As part of my M.S. curriculum I took the ECE5210 course offered every two years and taught by Dr. Agah. I found it very interesting and as the final project our team could pick either completing simulation and analysis of some MEMs-based device or designing and fabricating a paper-based MEMs device which we would present at the end of the semester. Our team decided to pick the later and this is what we came up with.
Our team decided to do a device that was based on capacitive sensing since it was straight forward and highly sensitive. Next we decided to try and design a device which could measure mass with a future objective of measuring it across a surface like the Dr. Scholls foot pressure sensors you see in Walmart. After doing some quick calculations we realized we needed a very high resolution capacitance measurement setup but at the time we didn’t have one available. So being the Electrical Engineer in our group of two Mechanical Engineers I decided to research some solutions and found that Analog Devices makes the AD7746 digital capacitance sensor with a 4fF resolution and that SparkFun made a breakout board for it. However, at the time of this project I didn’t have any form embedded programming stills and not to mention Arduino was just barely coming on the scene. So I had to teach myself how to program a PIC18F13K50 to communicate with the AD7746, analyze the data, and output it to a serial port where I would receive it through a LabVIEW program, decode the data, and display it in real-time. I got it working after a week but looking back, I did some really backward things that gave me a lot of headaches in the process.
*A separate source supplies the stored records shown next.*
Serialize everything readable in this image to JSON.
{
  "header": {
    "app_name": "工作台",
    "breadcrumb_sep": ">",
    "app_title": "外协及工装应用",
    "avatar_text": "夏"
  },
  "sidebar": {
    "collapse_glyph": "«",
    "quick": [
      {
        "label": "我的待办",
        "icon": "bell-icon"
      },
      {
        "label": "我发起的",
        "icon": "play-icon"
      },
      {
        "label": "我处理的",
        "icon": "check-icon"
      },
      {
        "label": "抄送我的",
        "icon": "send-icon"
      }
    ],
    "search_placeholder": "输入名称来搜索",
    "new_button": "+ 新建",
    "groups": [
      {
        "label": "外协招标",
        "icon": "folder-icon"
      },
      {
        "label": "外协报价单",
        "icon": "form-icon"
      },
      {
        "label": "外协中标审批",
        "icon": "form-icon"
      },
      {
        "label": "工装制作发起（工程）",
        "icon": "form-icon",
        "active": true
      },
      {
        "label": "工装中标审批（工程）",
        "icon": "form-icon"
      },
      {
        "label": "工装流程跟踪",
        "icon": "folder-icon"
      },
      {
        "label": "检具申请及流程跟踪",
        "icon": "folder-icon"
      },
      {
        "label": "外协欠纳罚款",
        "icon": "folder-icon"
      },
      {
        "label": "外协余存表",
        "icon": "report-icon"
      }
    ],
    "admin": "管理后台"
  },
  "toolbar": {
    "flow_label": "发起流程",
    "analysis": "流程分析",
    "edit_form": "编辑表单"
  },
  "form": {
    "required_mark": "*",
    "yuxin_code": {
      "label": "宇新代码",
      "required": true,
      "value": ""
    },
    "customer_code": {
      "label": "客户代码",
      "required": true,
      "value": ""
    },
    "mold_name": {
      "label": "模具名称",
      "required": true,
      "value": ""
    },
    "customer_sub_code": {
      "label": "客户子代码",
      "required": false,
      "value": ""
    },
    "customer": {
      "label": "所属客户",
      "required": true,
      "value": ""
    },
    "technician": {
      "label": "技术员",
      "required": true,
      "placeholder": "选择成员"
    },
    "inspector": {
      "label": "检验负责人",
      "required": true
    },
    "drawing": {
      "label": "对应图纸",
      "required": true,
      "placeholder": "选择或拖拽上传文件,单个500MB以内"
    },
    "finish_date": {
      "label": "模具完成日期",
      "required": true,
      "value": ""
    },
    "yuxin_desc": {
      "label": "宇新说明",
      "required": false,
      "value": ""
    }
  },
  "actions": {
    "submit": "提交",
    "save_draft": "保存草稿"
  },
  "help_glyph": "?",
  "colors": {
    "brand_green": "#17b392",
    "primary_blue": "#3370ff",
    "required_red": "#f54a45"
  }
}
Below, you can see the breadboarded PIC and SparkFun breakout board along with the front panel of the LabVIEW program having received some data.
Next, we knew we wanted to have the width between our parallel plates be modulated by a weight so we came up with the designs below. We tried using a few types of paper, a nitrile glove, and foam along with two sheets of foil to create an elastically deformable sensor and depend on its ability to change the distance between the two pieces of foil and then spring back.
Although these ‘sensors’ worked, we didn’t feel like it captured the essence of MEMs so we went back to the drawing board and realized we could reconfigure the parallel plates with a cantilever design. From testing we found that we could vary the sensitivity of the sensor by changing the cantilever material or design. One of the team members did a finite element analysis to show how the stresses of bending propagated throughout the arm and another helped me fabricate the meandering cantilevers with an X-ACTO knife. Below is the finite element analysis and a picture of our final design. More information can be found in the Paper-based capacitive mass sensor publication.